Your shutter speed acts as a 'gate' of sorts. You already determined how MUCH light to allow through, and now you choose the shutter speed to determine how LONG to let that light pass through to your sensor.
Faster shutter speeds mean less light passes through. It also means you'll capture movement more quickly. Slower shutter speeds mean more light passes through. It also means you'll capture movement more slowly, possibly resulting in blurry photos.
ISO is a measurement of how sensitive the camera's sensor or film is to the light coming through your lens. As you increase your ISO, your sensor is increasingly sensitive to light. So, in low-light settings, you might up your ISO a bit to get more out of the little light that's available.
Sometimes you'll need to favor one component of your triangle and adjust the other two accordingly. Say you're taking a photo and you only want your subject in focus. You're at f/2, and you really love it there, but the photo is too dark and you need more light. What do you do?
You can either decrease your shutter speed to let the light hit the sensor for a longer amount of time OR you can up your ISO so your sensor is more sensitive to light. Either of these options has pros and cons—slower shutter speeds up your chance for blurry photos, and higher ISOs may add grain to your shots. You just have to play around with your settings until you get it just how you like it.
There's the basics of the triangle. If you'd like to get a little more nitty gritty, read on!
Exposure, Stops, and Dynamic Range
You've probably heard the word stop thrown around a lot in photography speak. Often you'll need to go up or down a stop to adjust your exposure to be just how you want it.
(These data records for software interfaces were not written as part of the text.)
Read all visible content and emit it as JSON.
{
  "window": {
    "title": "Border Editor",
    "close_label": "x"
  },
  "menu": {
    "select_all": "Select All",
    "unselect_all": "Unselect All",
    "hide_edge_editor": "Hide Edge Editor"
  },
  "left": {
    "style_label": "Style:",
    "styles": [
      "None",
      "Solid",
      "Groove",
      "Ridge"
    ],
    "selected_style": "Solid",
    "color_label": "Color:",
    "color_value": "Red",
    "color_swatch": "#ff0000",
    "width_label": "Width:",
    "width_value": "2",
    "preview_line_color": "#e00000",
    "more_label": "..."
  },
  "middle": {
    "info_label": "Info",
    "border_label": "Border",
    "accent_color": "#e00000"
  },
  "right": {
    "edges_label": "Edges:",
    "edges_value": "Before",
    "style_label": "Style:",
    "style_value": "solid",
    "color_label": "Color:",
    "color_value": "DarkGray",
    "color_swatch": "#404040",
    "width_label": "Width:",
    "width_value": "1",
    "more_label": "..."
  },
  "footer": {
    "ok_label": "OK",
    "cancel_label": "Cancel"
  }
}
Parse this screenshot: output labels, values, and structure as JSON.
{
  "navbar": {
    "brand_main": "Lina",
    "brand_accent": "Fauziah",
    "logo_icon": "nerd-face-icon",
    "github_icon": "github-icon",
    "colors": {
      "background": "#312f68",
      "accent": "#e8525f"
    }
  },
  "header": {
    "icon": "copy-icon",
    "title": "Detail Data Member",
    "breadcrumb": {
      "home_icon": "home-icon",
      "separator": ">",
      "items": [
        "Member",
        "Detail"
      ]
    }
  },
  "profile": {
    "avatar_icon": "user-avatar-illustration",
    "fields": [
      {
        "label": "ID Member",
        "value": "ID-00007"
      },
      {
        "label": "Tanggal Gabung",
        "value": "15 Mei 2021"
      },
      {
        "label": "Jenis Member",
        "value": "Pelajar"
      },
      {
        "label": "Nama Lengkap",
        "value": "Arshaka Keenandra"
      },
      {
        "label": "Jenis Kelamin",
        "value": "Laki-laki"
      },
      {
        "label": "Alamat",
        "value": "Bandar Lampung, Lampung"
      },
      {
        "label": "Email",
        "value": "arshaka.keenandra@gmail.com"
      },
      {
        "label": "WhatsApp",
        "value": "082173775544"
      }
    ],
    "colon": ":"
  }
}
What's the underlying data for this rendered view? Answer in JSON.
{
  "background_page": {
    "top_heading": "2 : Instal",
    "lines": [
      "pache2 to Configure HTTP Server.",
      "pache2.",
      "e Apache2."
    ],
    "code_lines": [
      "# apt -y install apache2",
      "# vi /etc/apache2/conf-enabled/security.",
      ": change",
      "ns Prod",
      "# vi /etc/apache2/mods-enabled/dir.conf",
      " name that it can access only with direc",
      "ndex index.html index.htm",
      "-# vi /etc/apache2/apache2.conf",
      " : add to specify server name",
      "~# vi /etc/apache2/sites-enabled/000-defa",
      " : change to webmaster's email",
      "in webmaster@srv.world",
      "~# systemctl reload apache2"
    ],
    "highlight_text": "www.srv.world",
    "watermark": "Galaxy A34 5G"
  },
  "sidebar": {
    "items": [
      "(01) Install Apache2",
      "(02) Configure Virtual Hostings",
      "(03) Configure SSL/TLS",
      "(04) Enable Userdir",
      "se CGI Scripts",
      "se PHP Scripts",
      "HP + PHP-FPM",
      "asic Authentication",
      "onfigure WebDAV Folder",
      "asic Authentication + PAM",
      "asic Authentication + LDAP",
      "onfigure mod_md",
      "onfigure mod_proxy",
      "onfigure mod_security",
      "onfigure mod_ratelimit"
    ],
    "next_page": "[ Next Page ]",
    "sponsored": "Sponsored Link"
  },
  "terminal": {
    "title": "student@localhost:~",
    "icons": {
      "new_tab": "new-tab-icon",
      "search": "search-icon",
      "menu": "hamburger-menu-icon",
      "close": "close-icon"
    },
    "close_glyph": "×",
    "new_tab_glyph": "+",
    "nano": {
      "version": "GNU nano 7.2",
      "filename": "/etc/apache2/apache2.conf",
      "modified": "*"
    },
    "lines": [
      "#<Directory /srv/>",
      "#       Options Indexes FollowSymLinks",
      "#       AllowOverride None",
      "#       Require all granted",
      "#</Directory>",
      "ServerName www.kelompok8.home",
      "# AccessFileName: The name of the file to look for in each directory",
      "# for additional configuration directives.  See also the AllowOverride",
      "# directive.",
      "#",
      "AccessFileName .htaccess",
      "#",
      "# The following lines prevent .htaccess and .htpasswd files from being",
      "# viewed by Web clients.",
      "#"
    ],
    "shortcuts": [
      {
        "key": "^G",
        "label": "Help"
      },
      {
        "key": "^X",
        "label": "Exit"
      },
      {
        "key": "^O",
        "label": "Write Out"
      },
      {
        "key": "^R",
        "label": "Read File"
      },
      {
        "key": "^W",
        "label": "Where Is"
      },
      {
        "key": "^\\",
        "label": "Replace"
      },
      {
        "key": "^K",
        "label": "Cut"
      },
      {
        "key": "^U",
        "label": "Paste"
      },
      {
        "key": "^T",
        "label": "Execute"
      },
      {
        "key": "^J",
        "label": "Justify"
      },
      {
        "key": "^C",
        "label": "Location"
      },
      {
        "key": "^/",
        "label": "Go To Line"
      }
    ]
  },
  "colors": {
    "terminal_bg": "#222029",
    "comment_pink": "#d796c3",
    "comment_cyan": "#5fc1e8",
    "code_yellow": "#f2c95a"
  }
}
So what exactly is a stop? A photographic 'stop' is a relative change in the brightness of light determined by doubling or halving the amount of light captured.
Let's say we are in a room with a single lightbulb, and this is our normal exposure.
- If I add one more lightbulb, I have two lightbulbs, and the exposure is now +1 stop.
- To go up another stop (to +2 stops) I have to double our current lighting of two bulbs by putting four lightbulbs in the room.
- Going down a stop requires halving the amount of light, so to get back to our 'normal' exposure of one bulb we have to half the light twice. 4 -> 2 -> 1.
Adjusting any one of the three sides of the exposure triangle alters the exposure of your photo by adding or subtracting light, so over or underexposing by a stop requires doubling or halving one of your component's values. Each component also has intermediate values that create 1/2 and 1/3 stops. This allows you to gain a full stop by increasing two of the components by 1/2 stop.
Below are the standard scales for each exposure triangle component with full stop intervals:
1.0 / 1.4 / 2 / 2.8 / 4 / 5.6 / 8 / 11 / 16 / 22 / 32
(Because aperture values are calculated by measurement of dilation, the numbers don't double like the other two components of the exposure triangle.)
2" / 1" / 1/2" / 1/4" / 1/8" / 1/15" / 1/30" / 1/60" / 125" / 1/250" / 1/500" / 1/1000" / 1/2000"
100 / 200 / 400 / 800 / 1600 / 3200 / 6400 / 12800 / 25600
Whew! Thanks for sticking with us through all of that. We hope that all makes sense and you are feeling a little more comfortable with aperture. Feel free to leave any questions below in the comments! And if you'd like to see another photography concept explained, leave a request below as well. Happy shooting!
(PS...if you want to understand exposure more, we highly HIGHLY recommend Understanding Exposure by Bryan Peterson. One of our favorite books out there.)